Kona fish free of contaminants
Kona Blue Water Farms
announced yesterday test results from both an independent laboratory and the Food and Drug Administration confirmed their fish -- Kona Kampachi -- is free of melamine.
The aquaculture farm had suspended harvesting and sales last Thursday after being notified that minimal traces of melamine were found in a small percentage of feed provided by a company in Vancouver.
"We are pleased to reassure our customers that Kona Kampachi remains one of the healthiest and purest fish on the market," said Mike Wink, Kona Blue's CEO. "While we were confident our fish would test clean due to the minimal amount of tainted feed that was used, we took the precautionary step to shut down sales until we had proof that our Kona Kampachi continues to meet our highest standards of product purity and quality."
Kona Blue is resuming harvest and taking orders from distributors.
Official test results will be posted on Kona Blue's Web site upon receipt.
HP's profit beats estimates
SAN JOSE, Calif. » Hewlett-Packard Co.
's second-quarter profit fell 7 percent despite a dramatic rise in personal computer and server sales, narrowly beating Wall Street's forecast.
The results are an indication that HP's effort to transform its personal computers from low-margin commodities into more stylish devices has started to pay off.
For the three months ended April 30, HP earned $1.78 billion, or 65 cents per share, compared with $1.9 billion, or 66 cents per share, in the same period last year.
Excluding one-time charges, HP's net income came in at $1.9 billion, or 70 cents per share.
Sales in the quarter leaped to $25.5 billion, a 13 percent jump from the $22.55 billion HP rang up in the same quarter last year.

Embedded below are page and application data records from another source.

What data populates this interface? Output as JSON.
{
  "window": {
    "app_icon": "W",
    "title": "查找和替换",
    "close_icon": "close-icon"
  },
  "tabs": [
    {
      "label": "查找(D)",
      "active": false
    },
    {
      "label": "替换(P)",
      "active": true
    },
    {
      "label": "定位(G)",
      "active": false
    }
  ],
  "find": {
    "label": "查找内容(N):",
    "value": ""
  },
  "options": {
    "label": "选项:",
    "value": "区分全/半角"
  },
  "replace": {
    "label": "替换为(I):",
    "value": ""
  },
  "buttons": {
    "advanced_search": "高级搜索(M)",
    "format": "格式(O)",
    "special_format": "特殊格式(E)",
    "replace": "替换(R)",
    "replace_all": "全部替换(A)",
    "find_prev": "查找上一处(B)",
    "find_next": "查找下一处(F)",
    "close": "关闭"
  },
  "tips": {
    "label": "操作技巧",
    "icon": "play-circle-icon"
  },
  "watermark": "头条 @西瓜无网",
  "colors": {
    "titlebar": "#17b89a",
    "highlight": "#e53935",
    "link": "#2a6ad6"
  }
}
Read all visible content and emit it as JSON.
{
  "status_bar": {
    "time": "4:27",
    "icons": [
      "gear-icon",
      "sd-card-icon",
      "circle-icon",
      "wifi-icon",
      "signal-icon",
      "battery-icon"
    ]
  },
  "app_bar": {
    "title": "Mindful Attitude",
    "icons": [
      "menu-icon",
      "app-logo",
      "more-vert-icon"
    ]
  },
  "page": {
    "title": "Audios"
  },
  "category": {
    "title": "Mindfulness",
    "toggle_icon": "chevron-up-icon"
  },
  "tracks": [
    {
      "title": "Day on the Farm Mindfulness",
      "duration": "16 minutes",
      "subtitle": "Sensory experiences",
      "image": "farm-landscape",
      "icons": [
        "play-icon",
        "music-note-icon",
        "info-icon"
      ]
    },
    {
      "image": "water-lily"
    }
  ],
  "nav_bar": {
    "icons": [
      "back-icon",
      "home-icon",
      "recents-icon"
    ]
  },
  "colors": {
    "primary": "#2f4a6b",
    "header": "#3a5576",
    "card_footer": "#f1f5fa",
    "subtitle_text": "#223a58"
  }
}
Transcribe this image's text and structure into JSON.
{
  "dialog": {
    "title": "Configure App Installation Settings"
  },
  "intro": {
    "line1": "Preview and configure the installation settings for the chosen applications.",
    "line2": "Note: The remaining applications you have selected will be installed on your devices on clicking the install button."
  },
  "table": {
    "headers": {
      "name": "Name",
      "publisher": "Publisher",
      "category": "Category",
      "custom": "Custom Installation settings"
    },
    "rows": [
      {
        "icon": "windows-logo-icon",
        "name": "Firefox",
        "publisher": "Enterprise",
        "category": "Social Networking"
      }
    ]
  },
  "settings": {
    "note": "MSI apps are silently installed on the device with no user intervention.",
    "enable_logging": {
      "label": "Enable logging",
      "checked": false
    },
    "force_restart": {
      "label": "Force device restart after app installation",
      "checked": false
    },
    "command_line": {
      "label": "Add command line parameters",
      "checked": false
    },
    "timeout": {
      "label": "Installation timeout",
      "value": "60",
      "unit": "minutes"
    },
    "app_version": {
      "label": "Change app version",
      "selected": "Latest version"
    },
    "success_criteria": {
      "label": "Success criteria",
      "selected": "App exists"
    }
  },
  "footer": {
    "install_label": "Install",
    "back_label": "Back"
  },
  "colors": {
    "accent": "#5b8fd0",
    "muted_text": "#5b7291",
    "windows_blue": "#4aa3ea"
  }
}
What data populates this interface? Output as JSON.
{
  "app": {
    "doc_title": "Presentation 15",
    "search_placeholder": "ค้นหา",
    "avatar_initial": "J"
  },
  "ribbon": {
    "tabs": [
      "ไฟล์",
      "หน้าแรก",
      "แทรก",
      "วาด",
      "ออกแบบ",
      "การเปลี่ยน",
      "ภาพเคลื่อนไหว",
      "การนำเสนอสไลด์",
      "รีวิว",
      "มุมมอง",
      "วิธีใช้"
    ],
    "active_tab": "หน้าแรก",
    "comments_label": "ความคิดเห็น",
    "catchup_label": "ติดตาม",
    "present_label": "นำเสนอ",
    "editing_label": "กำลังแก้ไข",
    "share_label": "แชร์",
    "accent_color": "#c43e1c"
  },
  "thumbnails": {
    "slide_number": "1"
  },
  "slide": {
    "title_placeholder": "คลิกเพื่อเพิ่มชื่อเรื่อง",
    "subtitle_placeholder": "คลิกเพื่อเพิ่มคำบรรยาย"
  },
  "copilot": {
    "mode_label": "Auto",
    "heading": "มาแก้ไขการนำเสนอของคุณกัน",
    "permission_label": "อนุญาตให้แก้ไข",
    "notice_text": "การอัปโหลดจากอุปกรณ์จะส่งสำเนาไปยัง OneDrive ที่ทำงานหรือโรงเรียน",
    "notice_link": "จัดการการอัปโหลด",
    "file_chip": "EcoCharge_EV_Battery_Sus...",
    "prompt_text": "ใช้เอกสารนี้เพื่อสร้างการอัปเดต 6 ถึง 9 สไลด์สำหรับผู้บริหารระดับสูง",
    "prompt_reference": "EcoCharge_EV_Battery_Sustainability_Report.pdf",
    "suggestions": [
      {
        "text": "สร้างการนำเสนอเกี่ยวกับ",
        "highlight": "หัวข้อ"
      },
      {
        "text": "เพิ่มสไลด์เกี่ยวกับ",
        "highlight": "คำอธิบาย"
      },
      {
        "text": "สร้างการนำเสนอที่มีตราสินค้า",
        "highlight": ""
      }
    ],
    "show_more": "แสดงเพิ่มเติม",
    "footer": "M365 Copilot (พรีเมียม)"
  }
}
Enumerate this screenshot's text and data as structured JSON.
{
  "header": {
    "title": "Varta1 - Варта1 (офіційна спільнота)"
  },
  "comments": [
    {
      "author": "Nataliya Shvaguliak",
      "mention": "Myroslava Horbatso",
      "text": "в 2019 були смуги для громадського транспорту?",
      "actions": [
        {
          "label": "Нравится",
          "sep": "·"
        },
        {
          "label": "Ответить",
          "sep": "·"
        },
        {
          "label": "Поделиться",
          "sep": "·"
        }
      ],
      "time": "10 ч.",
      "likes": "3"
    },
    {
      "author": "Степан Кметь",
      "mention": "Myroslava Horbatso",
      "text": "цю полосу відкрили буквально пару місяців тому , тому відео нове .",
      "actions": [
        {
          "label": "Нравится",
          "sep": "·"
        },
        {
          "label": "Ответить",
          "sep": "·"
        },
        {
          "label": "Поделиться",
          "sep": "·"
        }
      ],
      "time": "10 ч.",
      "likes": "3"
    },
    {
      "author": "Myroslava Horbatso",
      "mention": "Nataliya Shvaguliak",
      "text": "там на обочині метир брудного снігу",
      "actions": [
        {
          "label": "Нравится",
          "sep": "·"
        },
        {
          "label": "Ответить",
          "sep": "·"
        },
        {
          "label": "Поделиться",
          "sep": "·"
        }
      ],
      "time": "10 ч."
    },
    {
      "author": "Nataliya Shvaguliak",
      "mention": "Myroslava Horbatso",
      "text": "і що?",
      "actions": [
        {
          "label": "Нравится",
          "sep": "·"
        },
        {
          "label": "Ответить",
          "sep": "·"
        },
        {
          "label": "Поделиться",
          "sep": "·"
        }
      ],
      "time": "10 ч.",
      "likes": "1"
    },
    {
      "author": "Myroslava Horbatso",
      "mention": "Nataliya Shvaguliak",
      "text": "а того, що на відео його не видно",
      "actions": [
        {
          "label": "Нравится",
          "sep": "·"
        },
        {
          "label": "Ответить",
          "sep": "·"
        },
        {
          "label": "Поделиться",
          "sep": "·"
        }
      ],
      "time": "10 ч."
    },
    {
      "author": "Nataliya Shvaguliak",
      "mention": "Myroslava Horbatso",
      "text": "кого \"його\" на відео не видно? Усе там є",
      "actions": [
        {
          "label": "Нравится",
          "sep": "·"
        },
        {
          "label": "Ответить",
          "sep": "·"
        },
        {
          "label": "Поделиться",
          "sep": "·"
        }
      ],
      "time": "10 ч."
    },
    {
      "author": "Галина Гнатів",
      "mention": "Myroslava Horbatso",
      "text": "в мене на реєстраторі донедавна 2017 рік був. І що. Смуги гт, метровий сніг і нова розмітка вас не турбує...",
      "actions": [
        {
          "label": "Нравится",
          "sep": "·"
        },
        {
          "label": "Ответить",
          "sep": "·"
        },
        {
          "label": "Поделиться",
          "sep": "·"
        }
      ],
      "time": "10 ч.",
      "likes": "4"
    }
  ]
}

The increase was spurred partly by booming sales of laptop computers and servers.
Samir Bhavnani, research director of Current Analysis West, a market research firm based in San Diego, said Hewlett-Packard "was very wise in understanding that as the market shifts from desktops to notebooks, that style mattered."
Japan's economic growth slows
TOKYO » Japan's economy expanded for a ninth-straight quarter from January to March, at a 2.4 percent clip, but the pace of growth in the world's second-largest economy began to slow as companies cut investment amid jitters about a U.S. slowdown.
Compared to the previous quarter, the economy grew 0.6 percent, the Cabinet Office said today. If maintained for a full year, the economy would grow 2.4 percent, just below the 2.6 percent forecast by economists surveyed by Dow Jones Newswires.
While the increase marks the ninth straight quarter of growth, the pace slowed from a 5.5 percent annualized growth rate in the October-December period. That was the fastest growth rate logged by Japan in three years.
Japan has staged a recovery from more than a decade of economic stagnation, with help from strong exports and an increase in domestic consumption.